Here’s where we chowed down:

Viola Delicatessen – At this central, diner-style spot in Willemstad you’ll find a small menu, but everything is cooked in front of you. It’s about the most down-to-earth, local food you can get.

Pirate Bay – The name really says it all. Traditional Caribbean fare with a great atmosphere, highlighted by the sounds of the waves on the beach. Expect huge portions and great food.

Scuba Lodge – Another spot right on the water, this boutique hotel offers a catch of the day and other traditional fare in a laid-back atmosphere.

De Gouverneur – This spot was amazing. It’s a great place to see all of the colors of Willemstad while chowing down on specialties like the banana soup.
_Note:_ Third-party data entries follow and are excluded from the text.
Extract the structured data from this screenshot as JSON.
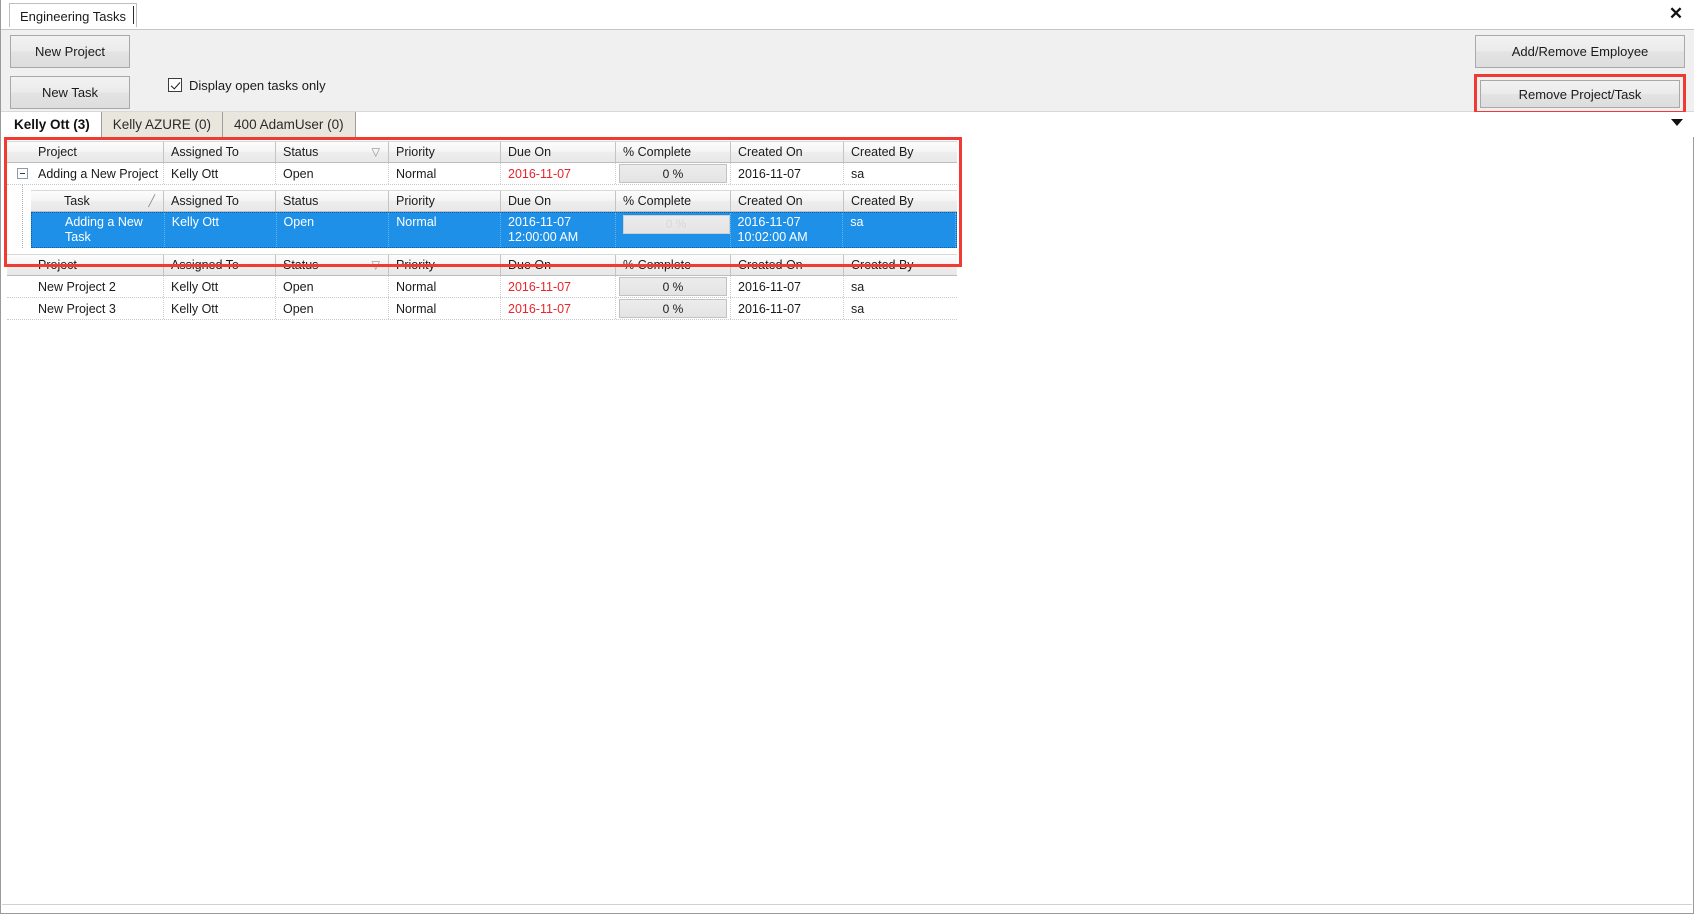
{
  "window": {
    "doc_tab_label": "Engineering Tasks",
    "close_icon": "close-icon",
    "close_glyph": "✕"
  },
  "toolbar": {
    "new_project_label": "New Project",
    "new_task_label": "New Task",
    "display_open_tasks_label": "Display open tasks only",
    "display_open_tasks_checked": true,
    "add_remove_employee_label": "Add/Remove Employee",
    "remove_project_task_label": "Remove Project/Task",
    "highlight_color": "#ef3b33"
  },
  "employee_tabs": {
    "items": [
      {
        "label": "Kelly Ott (3)",
        "active": true
      },
      {
        "label": "Kelly AZURE (0)",
        "active": false
      },
      {
        "label": "400 AdamUser (0)",
        "active": false
      }
    ],
    "overflow_icon": "chevron-down-icon"
  },
  "grid": {
    "project_headers": [
      "Project",
      "Assigned To",
      "Status",
      "Priority",
      "Due On",
      "% Complete",
      "Created On",
      "Created By"
    ],
    "task_headers": [
      "Task",
      "Assigned To",
      "Status",
      "Priority",
      "Due On",
      "% Complete",
      "Created On",
      "Created By"
    ],
    "status_sort_glyph": "▽",
    "task_sort_glyph": "╱",
    "selection_color": "#1e90e8",
    "overdue_color": "#e8252b",
    "expanded_project": {
      "project": "Adding a New Project",
      "assigned_to": "Kelly Ott",
      "status": "Open",
      "priority": "Normal",
      "due_on": "2016-11-07",
      "percent_complete": "0 %",
      "created_on": "2016-11-07",
      "created_by": "sa",
      "expander_icon": "collapse-minus-icon",
      "expanded": true
    },
    "tasks": [
      {
        "task": "Adding a New Task",
        "assigned_to": "Kelly Ott",
        "status": "Open",
        "priority": "Normal",
        "due_on": "2016-11-07 12:00:00 AM",
        "percent_complete": "0 %",
        "created_on": "2016-11-07 10:02:00 AM",
        "created_by": "sa",
        "selected": true
      }
    ],
    "projects": [
      {
        "project": "New Project 2",
        "assigned_to": "Kelly Ott",
        "status": "Open",
        "priority": "Normal",
        "due_on": "2016-11-07",
        "percent_complete": "0 %",
        "created_on": "2016-11-07",
        "created_by": "sa"
      },
      {
        "project": "New Project 3",
        "assigned_to": "Kelly Ott",
        "status": "Open",
        "priority": "Normal",
        "due_on": "2016-11-07",
        "percent_complete": "0 %",
        "created_on": "2016-11-07",
        "created_by": "sa"
      }
    ]
  }
}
I’m still dreaming about it.

Jaanchie’s – You want iguana, they’ve got iguana. This well known spot also has some other interesting island fare served in a setting that will make you feel like you’re in a jungle. The owner himself is the walking menu (no seriously, he is the menu) and will take your order, offer you some jokes and pleasant conversation, and then help serve your order too. Take the time to check out the curiosities in the restaurant’s entryway.

Landhuis Daniel – A former plantation house, this place has a large menu with a mix of French-Mediterranean and creole dishes in a lush setting.

While I wouldn’t normally talk about the drinking water, I do think it’s worth mentioning here. Curaçao’s desalination plants have won awards for their efficiency and quality, so yes, that tap water is perfectly safe to drink. For an island lacking a freshwater source of its own, Curaçao’s successful endeavor into desalination is something to be admired.  That said, while you can and should drink plenty of water, you must try one of the island’s various lemonades at least once. You’ll thank me later.

But Shelley, what about the diving? Yes, we’ll talk all about that in Part II, so come back for more dushi Curaçao (and I’ll also tell you what that means). Stay tuned!